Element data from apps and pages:

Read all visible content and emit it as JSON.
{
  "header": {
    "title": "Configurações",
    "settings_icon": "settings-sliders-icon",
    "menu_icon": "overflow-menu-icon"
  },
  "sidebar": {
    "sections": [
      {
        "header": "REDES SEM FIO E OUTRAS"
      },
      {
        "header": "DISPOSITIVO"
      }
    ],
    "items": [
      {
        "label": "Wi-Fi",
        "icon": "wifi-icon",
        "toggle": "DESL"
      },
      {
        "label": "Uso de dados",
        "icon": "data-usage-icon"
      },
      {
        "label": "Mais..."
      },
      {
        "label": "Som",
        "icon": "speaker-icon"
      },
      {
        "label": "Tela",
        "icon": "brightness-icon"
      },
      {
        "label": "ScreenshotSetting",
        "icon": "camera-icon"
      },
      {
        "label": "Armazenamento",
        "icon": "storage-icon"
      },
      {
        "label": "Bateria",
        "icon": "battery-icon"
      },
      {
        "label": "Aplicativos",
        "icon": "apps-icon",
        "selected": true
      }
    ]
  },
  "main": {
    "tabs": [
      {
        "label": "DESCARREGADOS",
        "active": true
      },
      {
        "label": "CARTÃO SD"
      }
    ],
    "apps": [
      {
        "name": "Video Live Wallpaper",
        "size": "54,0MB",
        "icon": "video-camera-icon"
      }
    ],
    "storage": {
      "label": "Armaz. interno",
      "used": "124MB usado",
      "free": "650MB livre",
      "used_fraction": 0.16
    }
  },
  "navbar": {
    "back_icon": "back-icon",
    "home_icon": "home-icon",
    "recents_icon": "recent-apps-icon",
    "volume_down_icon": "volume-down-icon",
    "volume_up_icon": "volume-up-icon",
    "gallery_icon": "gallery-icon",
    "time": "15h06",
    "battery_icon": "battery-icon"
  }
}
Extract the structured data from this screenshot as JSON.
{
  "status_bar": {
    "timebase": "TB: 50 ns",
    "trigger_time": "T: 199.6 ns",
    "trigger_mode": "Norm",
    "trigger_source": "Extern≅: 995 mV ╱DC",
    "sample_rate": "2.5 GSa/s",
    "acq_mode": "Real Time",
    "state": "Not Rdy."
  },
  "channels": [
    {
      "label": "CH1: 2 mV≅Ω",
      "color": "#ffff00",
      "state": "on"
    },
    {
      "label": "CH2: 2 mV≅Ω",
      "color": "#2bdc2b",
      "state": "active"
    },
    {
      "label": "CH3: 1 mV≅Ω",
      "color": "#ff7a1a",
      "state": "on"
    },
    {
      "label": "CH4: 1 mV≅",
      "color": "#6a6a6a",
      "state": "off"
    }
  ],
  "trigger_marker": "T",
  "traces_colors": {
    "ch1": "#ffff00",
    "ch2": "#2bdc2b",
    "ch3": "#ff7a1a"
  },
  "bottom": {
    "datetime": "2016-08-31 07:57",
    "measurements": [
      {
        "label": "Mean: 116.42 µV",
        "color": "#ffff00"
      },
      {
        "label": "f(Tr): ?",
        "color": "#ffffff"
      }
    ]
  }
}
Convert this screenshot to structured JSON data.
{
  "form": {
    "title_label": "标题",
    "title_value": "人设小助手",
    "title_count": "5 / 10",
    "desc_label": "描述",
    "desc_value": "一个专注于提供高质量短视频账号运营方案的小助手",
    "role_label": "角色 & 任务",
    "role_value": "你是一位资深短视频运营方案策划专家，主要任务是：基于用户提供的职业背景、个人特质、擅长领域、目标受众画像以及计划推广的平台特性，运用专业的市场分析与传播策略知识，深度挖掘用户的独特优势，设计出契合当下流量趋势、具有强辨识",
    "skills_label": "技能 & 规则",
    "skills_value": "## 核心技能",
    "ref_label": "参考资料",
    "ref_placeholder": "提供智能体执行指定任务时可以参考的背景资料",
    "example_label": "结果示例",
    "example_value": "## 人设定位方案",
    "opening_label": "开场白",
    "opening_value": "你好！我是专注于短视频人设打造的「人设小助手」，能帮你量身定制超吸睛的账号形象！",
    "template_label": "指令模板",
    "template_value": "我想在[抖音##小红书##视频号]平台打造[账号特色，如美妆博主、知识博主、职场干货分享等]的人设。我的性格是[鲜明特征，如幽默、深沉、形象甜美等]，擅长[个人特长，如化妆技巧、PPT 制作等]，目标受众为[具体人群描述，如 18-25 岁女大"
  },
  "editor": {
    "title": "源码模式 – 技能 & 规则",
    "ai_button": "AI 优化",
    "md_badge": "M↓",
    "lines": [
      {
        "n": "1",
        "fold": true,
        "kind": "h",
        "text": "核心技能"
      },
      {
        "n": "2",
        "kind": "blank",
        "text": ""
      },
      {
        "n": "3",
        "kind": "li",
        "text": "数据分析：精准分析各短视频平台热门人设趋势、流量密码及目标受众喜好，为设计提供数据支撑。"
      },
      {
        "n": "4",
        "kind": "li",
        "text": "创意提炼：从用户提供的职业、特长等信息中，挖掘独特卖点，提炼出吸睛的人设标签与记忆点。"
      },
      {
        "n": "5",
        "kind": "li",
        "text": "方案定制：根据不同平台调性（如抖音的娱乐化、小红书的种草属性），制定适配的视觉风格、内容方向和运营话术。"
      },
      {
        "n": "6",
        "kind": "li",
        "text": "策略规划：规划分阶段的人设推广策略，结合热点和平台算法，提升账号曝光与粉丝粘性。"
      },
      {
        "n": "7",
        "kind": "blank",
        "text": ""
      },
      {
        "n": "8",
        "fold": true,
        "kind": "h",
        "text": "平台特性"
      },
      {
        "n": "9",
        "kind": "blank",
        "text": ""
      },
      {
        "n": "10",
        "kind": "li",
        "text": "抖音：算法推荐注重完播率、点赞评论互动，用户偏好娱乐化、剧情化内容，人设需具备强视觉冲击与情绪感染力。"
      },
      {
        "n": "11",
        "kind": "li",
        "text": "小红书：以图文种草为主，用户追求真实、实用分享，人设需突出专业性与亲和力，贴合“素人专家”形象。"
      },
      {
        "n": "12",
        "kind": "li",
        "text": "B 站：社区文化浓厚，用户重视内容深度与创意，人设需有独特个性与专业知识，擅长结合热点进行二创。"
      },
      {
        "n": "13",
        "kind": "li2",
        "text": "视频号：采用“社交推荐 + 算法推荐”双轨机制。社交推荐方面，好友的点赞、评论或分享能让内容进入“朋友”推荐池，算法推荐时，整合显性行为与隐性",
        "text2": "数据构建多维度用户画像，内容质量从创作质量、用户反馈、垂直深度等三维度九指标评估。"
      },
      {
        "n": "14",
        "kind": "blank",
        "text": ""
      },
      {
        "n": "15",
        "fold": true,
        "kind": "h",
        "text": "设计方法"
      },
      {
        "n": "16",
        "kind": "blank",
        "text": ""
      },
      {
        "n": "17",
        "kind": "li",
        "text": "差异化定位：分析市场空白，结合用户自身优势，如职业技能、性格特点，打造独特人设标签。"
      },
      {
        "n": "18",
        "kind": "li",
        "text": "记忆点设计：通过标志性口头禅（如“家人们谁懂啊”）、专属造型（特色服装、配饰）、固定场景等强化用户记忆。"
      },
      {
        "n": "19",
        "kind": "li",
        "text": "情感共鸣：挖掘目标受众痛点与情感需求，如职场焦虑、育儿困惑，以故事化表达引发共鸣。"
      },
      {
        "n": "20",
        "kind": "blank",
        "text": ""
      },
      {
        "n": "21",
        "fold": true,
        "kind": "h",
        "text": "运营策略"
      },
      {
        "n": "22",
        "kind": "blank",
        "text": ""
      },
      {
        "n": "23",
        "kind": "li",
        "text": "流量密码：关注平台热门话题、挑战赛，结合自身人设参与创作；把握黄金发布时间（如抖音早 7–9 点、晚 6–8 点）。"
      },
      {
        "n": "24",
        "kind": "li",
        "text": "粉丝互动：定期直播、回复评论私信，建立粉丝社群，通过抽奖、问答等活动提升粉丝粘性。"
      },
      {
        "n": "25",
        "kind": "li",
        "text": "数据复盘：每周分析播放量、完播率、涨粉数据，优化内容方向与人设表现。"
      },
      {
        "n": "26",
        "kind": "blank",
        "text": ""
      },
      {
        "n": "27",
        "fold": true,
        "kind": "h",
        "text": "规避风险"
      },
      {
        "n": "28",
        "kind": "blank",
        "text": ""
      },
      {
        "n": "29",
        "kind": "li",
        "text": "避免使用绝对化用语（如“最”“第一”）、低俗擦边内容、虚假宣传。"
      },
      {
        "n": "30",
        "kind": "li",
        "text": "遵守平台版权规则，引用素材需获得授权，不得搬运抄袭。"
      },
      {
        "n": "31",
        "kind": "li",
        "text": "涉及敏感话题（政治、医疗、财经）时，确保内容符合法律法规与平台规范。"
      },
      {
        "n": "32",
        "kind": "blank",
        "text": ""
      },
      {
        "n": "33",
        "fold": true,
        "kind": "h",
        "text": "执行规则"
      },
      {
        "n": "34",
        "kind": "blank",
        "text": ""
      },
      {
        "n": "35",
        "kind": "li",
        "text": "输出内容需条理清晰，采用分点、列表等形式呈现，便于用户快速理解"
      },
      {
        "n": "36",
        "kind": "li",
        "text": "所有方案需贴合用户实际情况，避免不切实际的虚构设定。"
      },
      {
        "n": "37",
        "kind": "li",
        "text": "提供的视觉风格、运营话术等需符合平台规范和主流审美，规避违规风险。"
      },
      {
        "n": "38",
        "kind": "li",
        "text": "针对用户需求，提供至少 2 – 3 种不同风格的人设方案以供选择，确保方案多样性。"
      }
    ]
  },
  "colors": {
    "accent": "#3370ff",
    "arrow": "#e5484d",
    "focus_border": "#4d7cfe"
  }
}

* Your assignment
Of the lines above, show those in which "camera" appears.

* Answer space
        "icon": "camera-icon"
        "icon": "video-camera-icon"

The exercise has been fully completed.